Broadsheet ballad titled 'Harry Hawser'.
The ballad tells the tale of Harry Hawser, a fisherman. After he is drowned in a storm, his wife Nancy also then dies of despair.
SignificanceBroadsheets were designed as printed ephemera to be published and distributed rapidly. This also meant they were quickly disposed of with many of them not surviving the test of time. The museum's broadsheet collection is therefore a rare and valuable example of how maritime history was communicated to a wide audience, particularly in the 18th and 19th centuries. They vibrantly illustrate many of the themes and myths surrounding life at sea. Some of them also detail stories about transportation, migration.
One morn when the wind o'er the ocean skim'd lightly

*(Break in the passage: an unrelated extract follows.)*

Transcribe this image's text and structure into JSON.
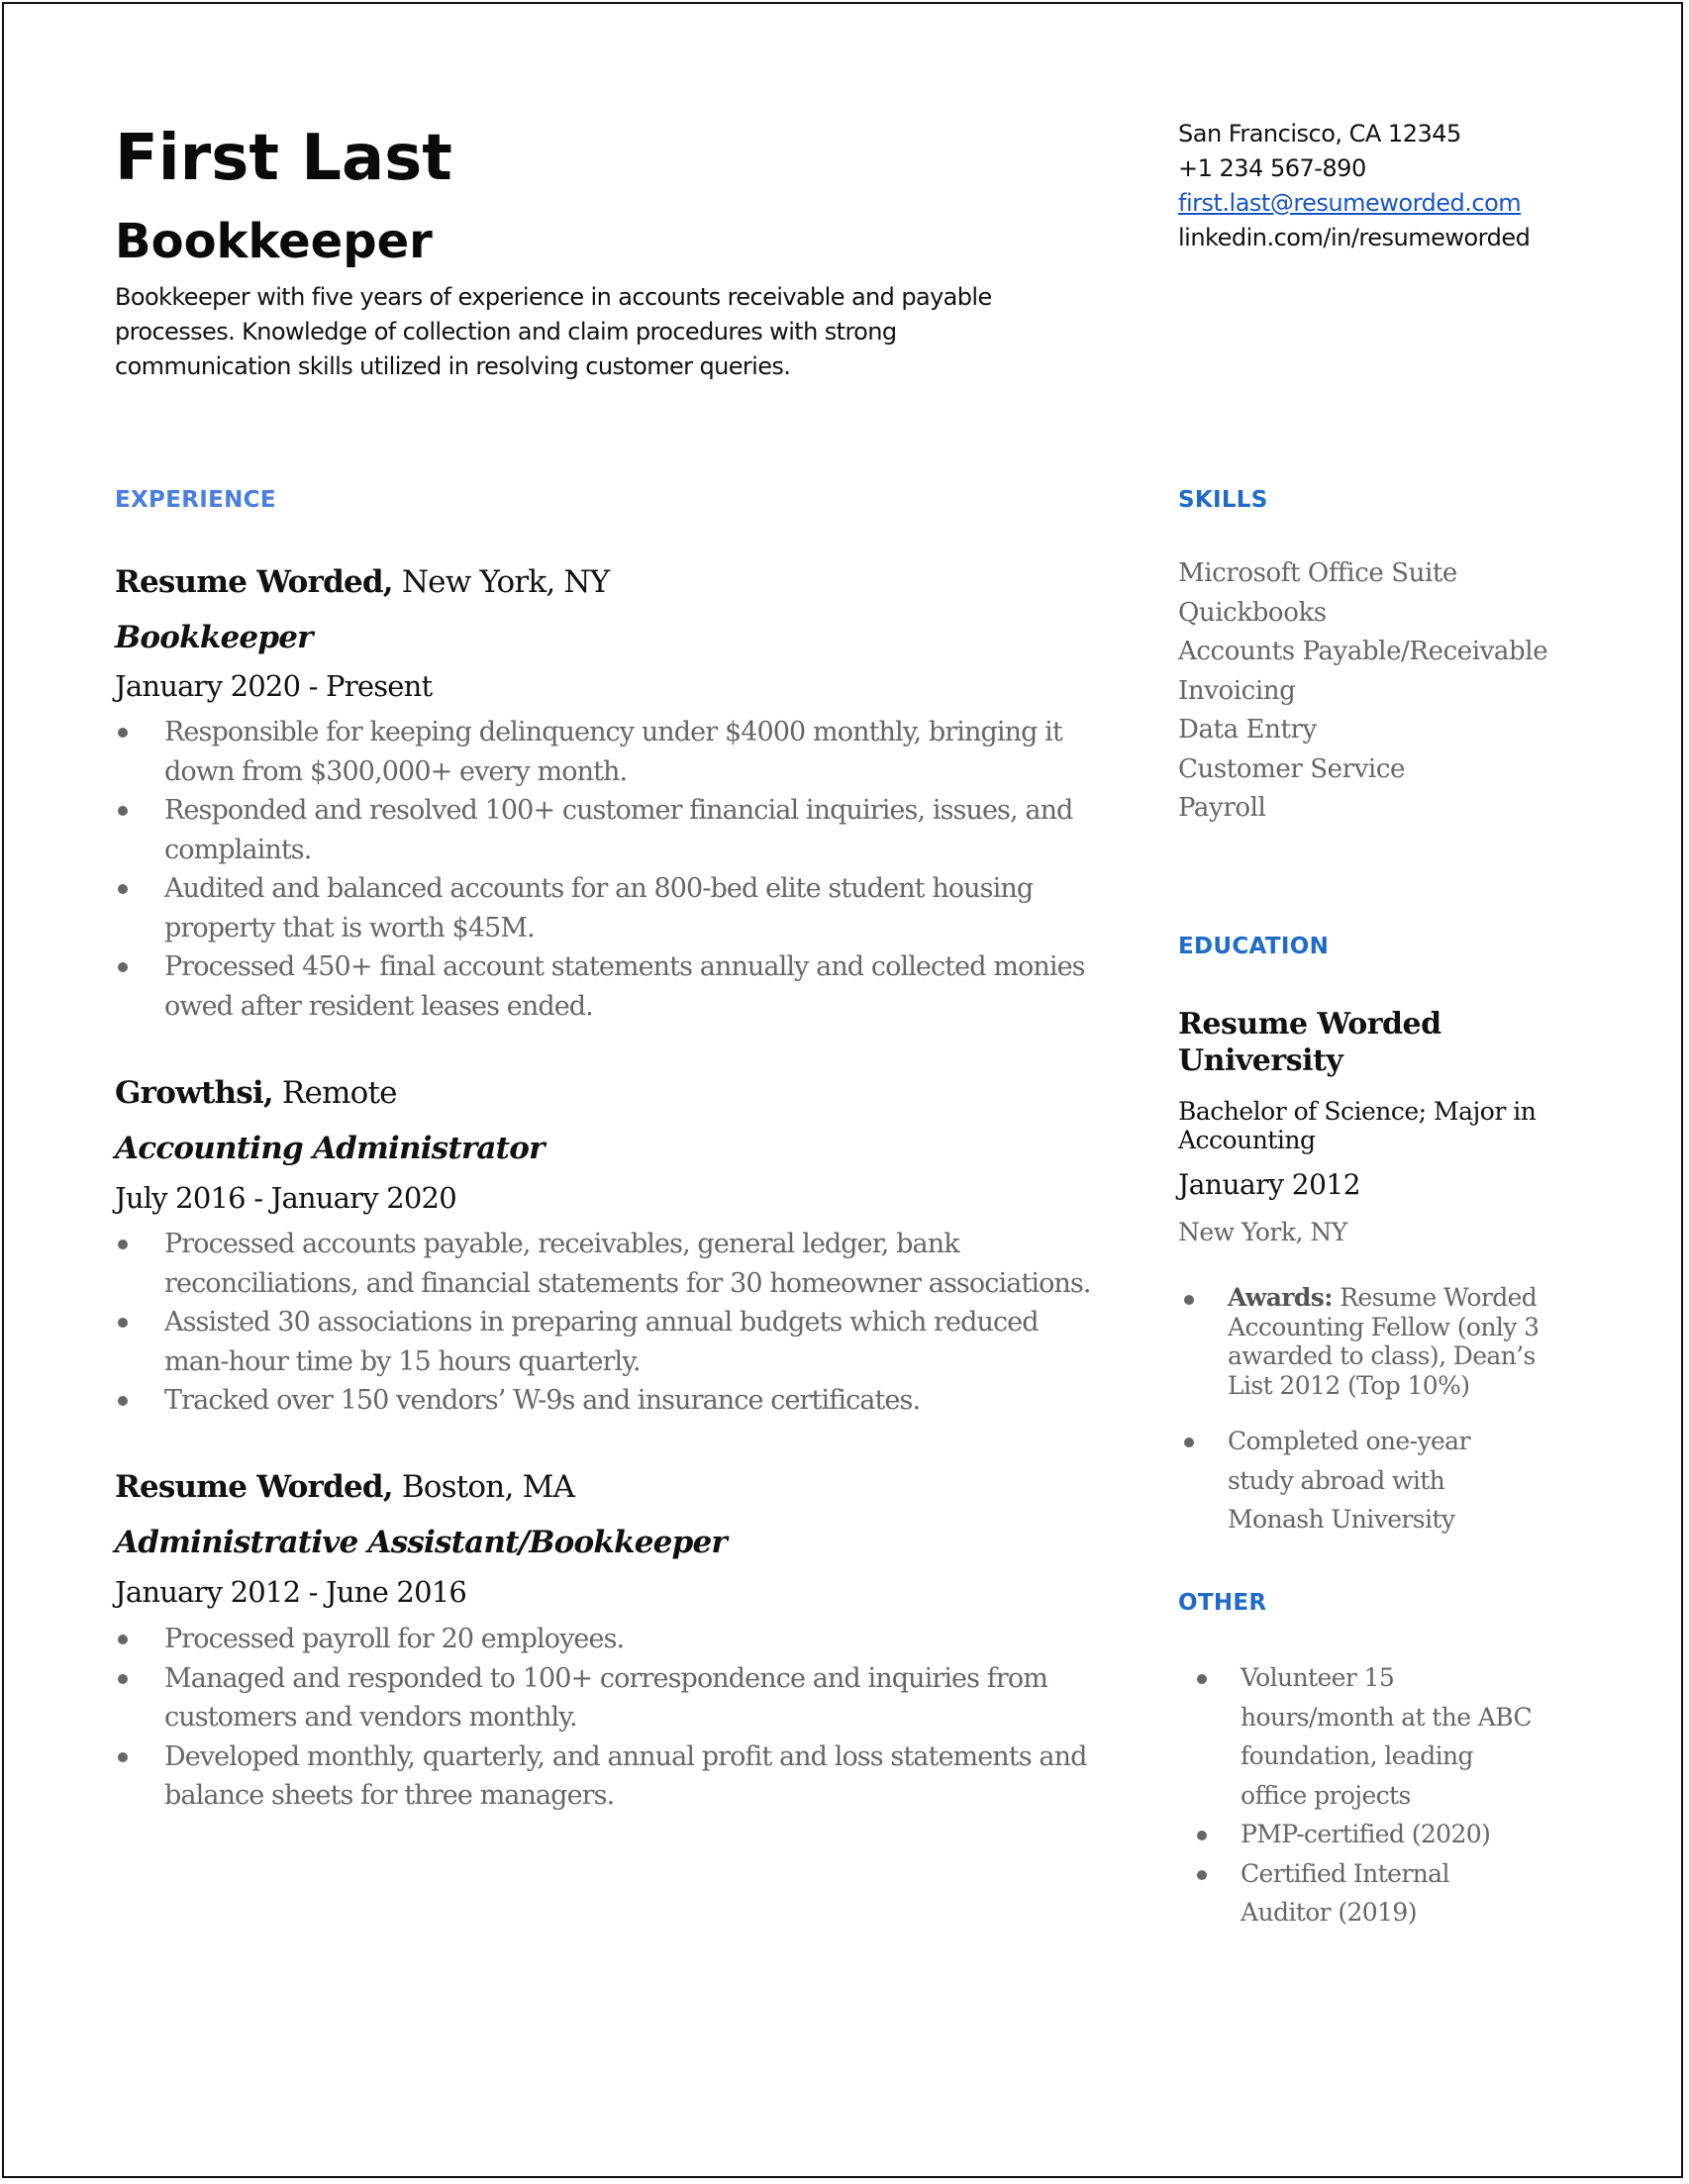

Andt he surge slowly rippled against the sand shore
Harry Hawser, afisherman, bold and built tightly,
Prepare'd his trim skiff, as he oft done before:
But his Nancy to whom he scarce a week had been shackled,
Felt a dread at the parting, and prayed he'd remain
He smil'd at her fears, cried I'm well rigg'd and tackled,
Ere night-fall my Nancy shall see me again.
Round his neck with a heart of foreboding his wife hung
He kissed the salt tear from her cheek, bade adieu,
Coil'd his nets and on board his skiff with life sprung,
Hoisted sail, waved his hand, and acceded from view
Success crowned his efforts beyond far his looking
And he whistled and sung in praise of his Nan,
His net lines and tackle he presently took in,
Tacked about and homeward with full sail he ran.
But the winds quickly veering -- the clouds thickned heavy
The rain poured in torrents and loud thunder roar'd
The billows rolled high, and the lighting was vivid,
The mast it was shivered and went by the board;
Then soon poor Hawser in vain, as practice advised him,
Strove to goern the skiff which he found leaky grew
Death stared in his face and a wave soon capsized him
His last words were, 'dear Nancy thy fears were too true.'
A night of distraction poor Nancy passed o'er
Blue burnt th flame, and her heart fondly beat,
As day broke she hastened to traverse the sea shore
Bare headed in hopes, her dear Hawser to meet.
Form by the waves newly thrown she spied out
A form too well known, 'twas her Hawser so brave
She fell on his breast kissed his cold lips and sigh'd out
'Tis thy bosom my Hawser shall be thy Nancy's grave.
the news wer soon spread, and the beech quickly crowded,
To see the fate of this couple so true,
Every heart felt a pang every brow their was clouded
The tear drop of pity each cheek did bedew,
the grave they were borne as his bosom she died on
Cheek to cheek, heart to heart, in the dust they laid were
the mast of the wreck at their head was inscribed on
Here lies Harry Hawser and Nancy his dear.
Broadsheet rhymes and verses were the cheapest prints available during the 18th and 19th century. They were sold by street sellers known as Flying Stationers, who charged a minimal fee of a penny or half-penny. They featured popular songs that were often sung in homes, inns and taverns and covered a range of themes relating to contemporary events or stories. Printed alongside the songs were woodcut illustrations. Most of the broadsheet publishers did not date or mark their works, making it difficult to pinpoint when they were produced.
The publication of ballads was part of the commemoration and production of material about shipwrecks. Ships were part of the everyday life in the 19th century and stories about their voyages, wrecks, record breaking voyages and commissions often featured in newspapers and commemorative souvenirs.